• _GOAL OF THE EXERCISE_
Please report every line of the listing below that has the word "title" in it.

• _GIVEN RECORDS_
━━━━━━━━━━

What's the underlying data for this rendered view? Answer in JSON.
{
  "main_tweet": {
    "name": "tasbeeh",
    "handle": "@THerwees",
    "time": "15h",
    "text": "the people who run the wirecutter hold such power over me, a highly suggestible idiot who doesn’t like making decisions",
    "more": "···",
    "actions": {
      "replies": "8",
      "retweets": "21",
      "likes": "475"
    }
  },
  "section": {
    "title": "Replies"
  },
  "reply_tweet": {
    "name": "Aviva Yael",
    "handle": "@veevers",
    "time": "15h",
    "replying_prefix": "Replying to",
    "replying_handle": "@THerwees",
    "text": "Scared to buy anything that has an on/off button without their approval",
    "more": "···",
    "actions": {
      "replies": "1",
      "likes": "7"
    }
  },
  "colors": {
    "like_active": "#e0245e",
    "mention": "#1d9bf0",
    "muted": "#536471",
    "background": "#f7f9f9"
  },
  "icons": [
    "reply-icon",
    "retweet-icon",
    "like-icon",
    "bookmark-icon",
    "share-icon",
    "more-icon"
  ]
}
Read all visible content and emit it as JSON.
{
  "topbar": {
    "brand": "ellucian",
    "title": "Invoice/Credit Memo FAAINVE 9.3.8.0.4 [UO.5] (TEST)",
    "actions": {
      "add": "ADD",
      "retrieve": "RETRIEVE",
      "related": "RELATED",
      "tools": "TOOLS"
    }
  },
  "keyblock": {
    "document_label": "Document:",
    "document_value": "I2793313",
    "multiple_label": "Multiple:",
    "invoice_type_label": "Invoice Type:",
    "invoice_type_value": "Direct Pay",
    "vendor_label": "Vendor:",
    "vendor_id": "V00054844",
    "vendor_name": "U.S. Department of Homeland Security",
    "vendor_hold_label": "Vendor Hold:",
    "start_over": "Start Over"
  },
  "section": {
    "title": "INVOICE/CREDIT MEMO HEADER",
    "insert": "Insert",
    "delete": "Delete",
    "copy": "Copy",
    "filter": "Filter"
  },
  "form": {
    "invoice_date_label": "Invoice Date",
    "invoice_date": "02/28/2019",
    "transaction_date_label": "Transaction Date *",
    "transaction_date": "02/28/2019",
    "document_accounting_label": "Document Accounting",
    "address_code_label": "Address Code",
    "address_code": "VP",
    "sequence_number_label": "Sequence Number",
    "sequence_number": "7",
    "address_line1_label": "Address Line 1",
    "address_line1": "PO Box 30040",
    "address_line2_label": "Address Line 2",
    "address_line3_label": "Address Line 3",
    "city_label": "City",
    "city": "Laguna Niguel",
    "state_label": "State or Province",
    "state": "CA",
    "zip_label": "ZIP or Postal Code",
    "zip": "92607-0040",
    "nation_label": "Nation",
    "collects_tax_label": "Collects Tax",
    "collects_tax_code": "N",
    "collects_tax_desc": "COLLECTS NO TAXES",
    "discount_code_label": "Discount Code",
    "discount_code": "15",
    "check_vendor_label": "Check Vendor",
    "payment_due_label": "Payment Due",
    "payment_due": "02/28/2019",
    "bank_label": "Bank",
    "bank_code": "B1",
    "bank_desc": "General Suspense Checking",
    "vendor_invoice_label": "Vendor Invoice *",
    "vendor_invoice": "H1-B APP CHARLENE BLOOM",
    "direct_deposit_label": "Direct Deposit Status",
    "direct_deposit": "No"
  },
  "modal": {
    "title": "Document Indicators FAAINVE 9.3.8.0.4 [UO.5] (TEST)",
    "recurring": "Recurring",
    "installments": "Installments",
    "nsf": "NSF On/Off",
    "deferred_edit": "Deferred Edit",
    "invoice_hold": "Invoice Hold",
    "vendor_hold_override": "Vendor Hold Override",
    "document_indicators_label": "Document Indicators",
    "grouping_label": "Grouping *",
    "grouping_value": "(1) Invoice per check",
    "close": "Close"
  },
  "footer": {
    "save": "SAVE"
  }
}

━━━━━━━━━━

• _ANSWER SECTION_
    "title": "Replies"
    "title": "Invoice/Credit Memo FAAINVE 9.3.8.0.4 [UO.5] (TEST)",
    "title": "INVOICE/CREDIT MEMO HEADER",
    "title": "Document Indicators FAAINVE 9.3.8.0.4 [UO.5] (TEST)",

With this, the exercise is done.